On 18 January 2001 Laurent Kabila died for the consequences of an attempt to his life, leaving the country in his son Joseph’s hands. After various ceasefire agreements during the years, the war formally ended in 2002. The peace agreement leads to new elections, won by Joseph Kabila.


New armed conflicts continued however in border regions of DRC between governmental forces and rebel groups. Ethnical differences and the high amount of natural resources present in the Kivus and in Ituri are among the main causes of the hostilities. Despite the fragile peace agreements signed in 2007 (Ituri) and in 2009 (Kivus), thousands of people keep dying due to famine and devastations left by the conflicts.


In 2005 the International Court of Justice recognized Uganda’s responsibility for violation of DRC territorial integrity during the Second Congo war, and for the unlawful exploitation of a consistent amount of DRC’s natural resources.

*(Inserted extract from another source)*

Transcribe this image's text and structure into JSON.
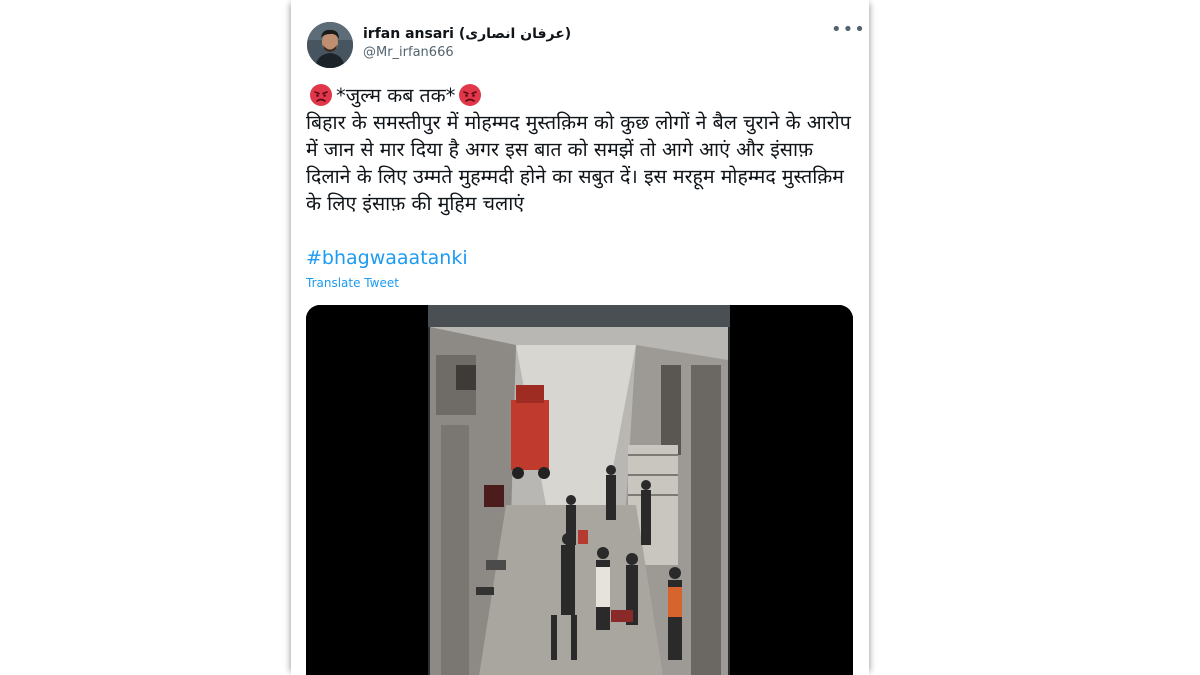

In 2005 Joseph Kabila referred DRC’s situation to the International Criminal Court (ICC), asking the Prosecutor to open investigations on crimes committed anywhere on DRC’s territory since the entry into force of the ICC Statute. To date the ICC has indicted five people for the situation in DRC. Among these, Thomas Lubanga Dyilo was the first person ever to be convicted by the ICC.